*What needs to be done*:
Write out the data exactly, every line included.

*Material for this task*:
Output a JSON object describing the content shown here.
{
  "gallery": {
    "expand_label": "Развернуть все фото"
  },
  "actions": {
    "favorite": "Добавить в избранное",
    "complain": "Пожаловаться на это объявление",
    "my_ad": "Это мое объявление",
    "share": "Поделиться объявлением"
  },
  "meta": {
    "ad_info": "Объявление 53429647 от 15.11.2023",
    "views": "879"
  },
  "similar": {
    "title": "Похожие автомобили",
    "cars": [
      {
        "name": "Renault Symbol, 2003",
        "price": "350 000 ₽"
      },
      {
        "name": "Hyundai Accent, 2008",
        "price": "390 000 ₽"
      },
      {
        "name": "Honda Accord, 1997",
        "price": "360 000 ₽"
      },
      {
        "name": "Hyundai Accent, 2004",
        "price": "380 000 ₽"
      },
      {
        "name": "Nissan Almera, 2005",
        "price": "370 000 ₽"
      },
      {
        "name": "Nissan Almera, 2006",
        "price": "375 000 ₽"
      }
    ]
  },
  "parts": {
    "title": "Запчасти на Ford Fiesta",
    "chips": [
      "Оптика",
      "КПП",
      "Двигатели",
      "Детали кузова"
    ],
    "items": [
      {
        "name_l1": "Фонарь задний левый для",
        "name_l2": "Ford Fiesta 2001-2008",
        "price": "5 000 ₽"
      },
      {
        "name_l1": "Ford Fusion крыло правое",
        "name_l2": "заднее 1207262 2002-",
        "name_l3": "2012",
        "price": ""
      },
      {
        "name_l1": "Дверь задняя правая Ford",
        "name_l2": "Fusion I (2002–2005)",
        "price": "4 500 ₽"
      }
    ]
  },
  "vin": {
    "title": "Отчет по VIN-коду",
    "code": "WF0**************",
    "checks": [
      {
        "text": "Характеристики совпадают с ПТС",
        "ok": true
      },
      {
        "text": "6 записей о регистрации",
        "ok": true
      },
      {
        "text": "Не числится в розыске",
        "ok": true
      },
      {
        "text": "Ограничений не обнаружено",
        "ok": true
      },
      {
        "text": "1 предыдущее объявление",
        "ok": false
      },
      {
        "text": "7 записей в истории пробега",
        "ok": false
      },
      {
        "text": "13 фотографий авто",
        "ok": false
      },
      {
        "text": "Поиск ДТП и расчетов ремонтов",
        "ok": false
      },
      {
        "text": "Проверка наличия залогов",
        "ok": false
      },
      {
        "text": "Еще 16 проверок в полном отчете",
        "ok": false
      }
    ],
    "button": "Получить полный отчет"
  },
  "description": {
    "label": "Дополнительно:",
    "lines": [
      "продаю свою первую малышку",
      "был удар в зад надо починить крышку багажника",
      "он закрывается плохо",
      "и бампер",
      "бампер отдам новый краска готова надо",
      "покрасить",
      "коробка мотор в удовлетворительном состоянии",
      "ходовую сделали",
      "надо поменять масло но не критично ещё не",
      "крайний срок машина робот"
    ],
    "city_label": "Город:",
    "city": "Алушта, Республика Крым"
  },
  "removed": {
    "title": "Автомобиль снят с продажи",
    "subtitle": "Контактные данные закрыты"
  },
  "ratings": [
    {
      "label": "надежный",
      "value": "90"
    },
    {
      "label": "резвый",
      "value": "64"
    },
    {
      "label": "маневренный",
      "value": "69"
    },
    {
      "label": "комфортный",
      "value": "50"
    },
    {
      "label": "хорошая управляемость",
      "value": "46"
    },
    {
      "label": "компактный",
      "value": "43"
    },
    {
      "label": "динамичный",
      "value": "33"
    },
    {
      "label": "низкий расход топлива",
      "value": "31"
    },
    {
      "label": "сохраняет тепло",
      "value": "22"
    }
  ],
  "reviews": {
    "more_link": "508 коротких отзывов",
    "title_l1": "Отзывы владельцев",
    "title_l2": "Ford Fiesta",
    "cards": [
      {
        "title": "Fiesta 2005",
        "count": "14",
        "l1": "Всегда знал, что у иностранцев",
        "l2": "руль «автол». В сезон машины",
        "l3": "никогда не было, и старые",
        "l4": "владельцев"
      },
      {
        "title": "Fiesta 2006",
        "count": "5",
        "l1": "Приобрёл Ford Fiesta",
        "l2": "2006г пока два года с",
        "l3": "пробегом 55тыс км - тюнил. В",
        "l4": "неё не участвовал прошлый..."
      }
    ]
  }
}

*Answer for the task*:
Output a JSON object describing the content shown here.
{
  "gallery": {
    "expand_label": "Развернуть все фото"
  },
  "actions": {
    "favorite": "Добавить в избранное",
    "complain": "Пожаловаться на это объявление",
    "my_ad": "Это мое объявление",
    "share": "Поделиться объявлением"
  },
  "meta": {
    "ad_info": "Объявление 53429647 от 15.11.2023",
    "views": "879"
  },
  "similar": {
    "title": "Похожие автомобили",
    "cars": [
      {
        "name": "Renault Symbol, 2003",
        "price": "350 000 ₽"
      },
      {
        "name": "Hyundai Accent, 2008",
        "price": "390 000 ₽"
      },
      {
        "name": "Honda Accord, 1997",
        "price": "360 000 ₽"
      },
      {
        "name": "Hyundai Accent, 2004",
        "price": "380 000 ₽"
      },
      {
        "name": "Nissan Almera, 2005",
        "price": "370 000 ₽"
      },
      {
        "name": "Nissan Almera, 2006",
        "price": "375 000 ₽"
      }
    ]
  },
  "parts": {
    "title": "Запчасти на Ford Fiesta",
    "chips": [
      "Оптика",
      "КПП",
      "Двигатели",
      "Детали кузова"
    ],
    "items": [
      {
        "name_l1": "Фонарь задний левый для",
        "name_l2": "Ford Fiesta 2001-2008",
        "price": "5 000 ₽"
      },
      {
        "name_l1": "Ford Fusion крыло правое",
        "name_l2": "заднее 1207262 2002-",
        "name_l3": "2012",
        "price": ""
      },
      {
        "name_l1": "Дверь задняя правая Ford",
        "name_l2": "Fusion I (2002–2005)",
        "price": "4 500 ₽"
      }
    ]
  },
  "vin": {
    "title": "Отчет по VIN-коду",
    "code": "WF0**************",
    "checks": [
      {
        "text": "Характеристики совпадают с ПТС",
        "ok": true
      },
      {
        "text": "6 записей о регистрации",
        "ok": true
      },
      {
        "text": "Не числится в розыске",
        "ok": true
      },
      {
        "text": "Ограничений не обнаружено",
        "ok": true
      },
      {
        "text": "1 предыдущее объявление",
        "ok": false
      },
      {
        "text": "7 записей в истории пробега",
        "ok": false
      },
      {
        "text": "13 фотографий авто",
        "ok": false
      },
      {
        "text": "Поиск ДТП и расчетов ремонтов",
        "ok": false
      },
      {
        "text": "Проверка наличия залогов",
        "ok": false
      },
      {
        "text": "Еще 16 проверок в полном отчете",
        "ok": false
      }
    ],
    "button": "Получить полный отчет"
  },
  "description": {
    "label": "Дополнительно:",
    "lines": [
      "продаю свою первую малышку",
      "был удар в зад надо починить крышку багажника",
      "он закрывается плохо",
      "и бампер",
      "бампер отдам новый краска готова надо",
      "покрасить",
      "коробка мотор в удовлетворительном состоянии",
      "ходовую сделали",
      "надо поменять масло но не критично ещё не",
      "крайний срок машина робот"
    ],
    "city_label": "Город:",
    "city": "Алушта, Республика Крым"
  },
  "removed": {
    "title": "Автомобиль снят с продажи",
    "subtitle": "Контактные данные закрыты"
  },
  "ratings": [
    {
      "label": "надежный",
      "value": "90"
    },
    {
      "label": "резвый",
      "value": "64"
    },
    {
      "label": "маневренный",
      "value": "69"
    },
    {
      "label": "комфортный",
      "value": "50"
    },
    {
      "label": "хорошая управляемость",
      "value": "46"
    },
    {
      "label": "компактный",
      "value": "43"
    },
    {
      "label": "динамичный",
      "value": "33"
    },
    {
      "label": "низкий расход топлива",
      "value": "31"
    },
    {
      "label": "сохраняет тепло",
      "value": "22"
    }
  ],
  "reviews": {
    "more_link": "508 коротких отзывов",
    "title_l1": "Отзывы владельцев",
    "title_l2": "Ford Fiesta",
    "cards": [
      {
        "title": "Fiesta 2005",
        "count": "14",
        "l1": "Всегда знал, что у иностранцев",
        "l2": "руль «автол». В сезон машины",
        "l3": "никогда не было, и старые",
        "l4": "владельцев"
      },
      {
        "title": "Fiesta 2006",
        "count": "5",
        "l1": "Приобрёл Ford Fiesta",
        "l2": "2006г пока два года с",
        "l3": "пробегом 55тыс км - тюнил. В",
        "l4": "неё не участвовал прошлый..."
      }
    ]
  }
}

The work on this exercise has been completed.